In many cases the officer or soldier takes pains to ascertain your true name, and then your letters not only reflect to your disadvantage, but bring disgrace to your friends. I know of one young lady who is the laughing stock of a whole regiment, andmany of them are or were friends and neighbors of hers, not two years ago. Her fair name and character are blighted, and one who as counted on her being something more than a friend to him in the future has cast her aside, and her letters of truth to him are unanswered, or returned unopened. Ladies, goodbye. Learn from this to do better. Write to your known and tried soldier friends and relatives, and none other.

I am, ladies, your friend and well-wisher,
E. V. Wilson, 1st Lieut., Co. H, 39th Reg't Wisc. Vol's


Jennifer Wilke said...

Thanks very much for your interest and review of the Lybarger letters book. Your addition of warnings against soldier correspondence was great, and a valuable addition to the topic.

The acceptance of this collection for publication by David Sanders at Swallow Press was my late Aunt Nancy Lybarger Rhoades' wonderful 90th birthday present! She was co-editor, and transcribed all the letters originally.

My great-grandfather Edwin advertised for correspondents using the name Frank Wharton, and Lou Riggen answered under the name Fannie Jerome. They were interested enough by the first few letters to continue writing and confess their true identities. Lou's letter of Sept. 29, 1864 is one of my favorites, when she expresses herself frankly and humorously about "women's work."
I also have the impression that Edwin did not continue corresponding with several young ladies as soon as they revealed that their looks were plain and their interests modest. Although they mention visiting after the war, Edwin and Lou never met. He seems to have told her he was married to Sophronia Rogers only after he'd taken the hazard.

Thanks again, Jim. A great blog.

historywriter said...

Thanks for the wonderful post on the letter writing war effort of ladies during this time.

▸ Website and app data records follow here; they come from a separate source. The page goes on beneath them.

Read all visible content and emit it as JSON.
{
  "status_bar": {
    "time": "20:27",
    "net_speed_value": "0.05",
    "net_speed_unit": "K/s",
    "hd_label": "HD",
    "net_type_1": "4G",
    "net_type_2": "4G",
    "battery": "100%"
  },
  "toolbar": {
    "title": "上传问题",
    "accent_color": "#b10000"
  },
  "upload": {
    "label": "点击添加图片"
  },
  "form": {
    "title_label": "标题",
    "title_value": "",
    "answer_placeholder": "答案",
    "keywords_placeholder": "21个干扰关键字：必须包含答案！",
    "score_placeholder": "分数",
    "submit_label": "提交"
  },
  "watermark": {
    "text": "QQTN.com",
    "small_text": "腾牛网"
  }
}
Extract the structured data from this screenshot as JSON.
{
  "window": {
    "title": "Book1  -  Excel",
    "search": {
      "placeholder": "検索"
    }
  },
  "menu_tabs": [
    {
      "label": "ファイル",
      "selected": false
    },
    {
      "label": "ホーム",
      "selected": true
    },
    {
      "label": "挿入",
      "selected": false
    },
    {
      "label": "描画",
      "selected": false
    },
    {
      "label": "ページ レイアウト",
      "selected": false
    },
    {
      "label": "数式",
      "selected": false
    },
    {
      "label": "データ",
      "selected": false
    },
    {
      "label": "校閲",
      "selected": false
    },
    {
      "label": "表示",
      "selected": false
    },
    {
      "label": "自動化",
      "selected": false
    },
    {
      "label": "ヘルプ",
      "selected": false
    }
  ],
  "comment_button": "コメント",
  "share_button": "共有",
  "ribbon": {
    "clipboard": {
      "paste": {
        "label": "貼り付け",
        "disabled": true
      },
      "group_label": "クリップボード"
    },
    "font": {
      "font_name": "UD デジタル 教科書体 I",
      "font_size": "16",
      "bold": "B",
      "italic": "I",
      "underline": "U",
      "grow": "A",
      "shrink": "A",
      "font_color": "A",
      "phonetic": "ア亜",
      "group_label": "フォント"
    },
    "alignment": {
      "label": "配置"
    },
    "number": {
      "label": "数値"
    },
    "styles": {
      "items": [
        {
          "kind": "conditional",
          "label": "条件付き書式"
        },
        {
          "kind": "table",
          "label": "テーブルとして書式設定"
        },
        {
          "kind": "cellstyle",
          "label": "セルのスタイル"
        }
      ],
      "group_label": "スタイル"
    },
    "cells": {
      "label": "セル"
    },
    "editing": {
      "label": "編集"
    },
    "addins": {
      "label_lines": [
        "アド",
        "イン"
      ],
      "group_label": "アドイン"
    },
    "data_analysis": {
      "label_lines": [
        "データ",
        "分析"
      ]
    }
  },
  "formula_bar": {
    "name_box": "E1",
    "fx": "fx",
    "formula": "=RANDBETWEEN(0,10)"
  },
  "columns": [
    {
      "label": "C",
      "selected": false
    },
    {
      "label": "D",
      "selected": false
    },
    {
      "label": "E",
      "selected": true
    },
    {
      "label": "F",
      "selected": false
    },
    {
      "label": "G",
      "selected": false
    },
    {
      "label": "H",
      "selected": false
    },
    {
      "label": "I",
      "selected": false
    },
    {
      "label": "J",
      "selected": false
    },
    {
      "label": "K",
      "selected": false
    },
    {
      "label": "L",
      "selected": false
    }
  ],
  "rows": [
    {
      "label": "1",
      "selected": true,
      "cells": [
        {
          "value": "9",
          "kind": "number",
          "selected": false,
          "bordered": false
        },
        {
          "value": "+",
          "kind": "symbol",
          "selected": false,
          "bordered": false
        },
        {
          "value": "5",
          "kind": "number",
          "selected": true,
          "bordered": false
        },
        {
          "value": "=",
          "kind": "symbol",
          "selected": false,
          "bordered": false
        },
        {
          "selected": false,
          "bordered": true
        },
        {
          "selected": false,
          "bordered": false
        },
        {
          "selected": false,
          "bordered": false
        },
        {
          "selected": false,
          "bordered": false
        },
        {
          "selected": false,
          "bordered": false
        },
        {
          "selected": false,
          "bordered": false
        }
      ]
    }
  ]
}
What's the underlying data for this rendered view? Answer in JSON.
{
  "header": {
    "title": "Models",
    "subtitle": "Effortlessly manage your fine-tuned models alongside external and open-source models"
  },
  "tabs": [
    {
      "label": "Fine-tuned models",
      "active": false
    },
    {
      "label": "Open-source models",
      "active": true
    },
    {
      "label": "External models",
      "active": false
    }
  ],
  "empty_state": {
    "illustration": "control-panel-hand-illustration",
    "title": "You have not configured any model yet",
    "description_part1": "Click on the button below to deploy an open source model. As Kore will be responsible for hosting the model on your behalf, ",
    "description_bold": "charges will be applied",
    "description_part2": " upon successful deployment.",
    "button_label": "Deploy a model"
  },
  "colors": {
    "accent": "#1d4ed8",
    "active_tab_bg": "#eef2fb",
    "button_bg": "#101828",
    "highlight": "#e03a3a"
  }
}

We have enjoyed hearing the story of Edwin in our writers critique group and Jennifer's Aunt Nancy's dream to have the letters published. What treasures there are in families and the foresight to take care of them over the centuries.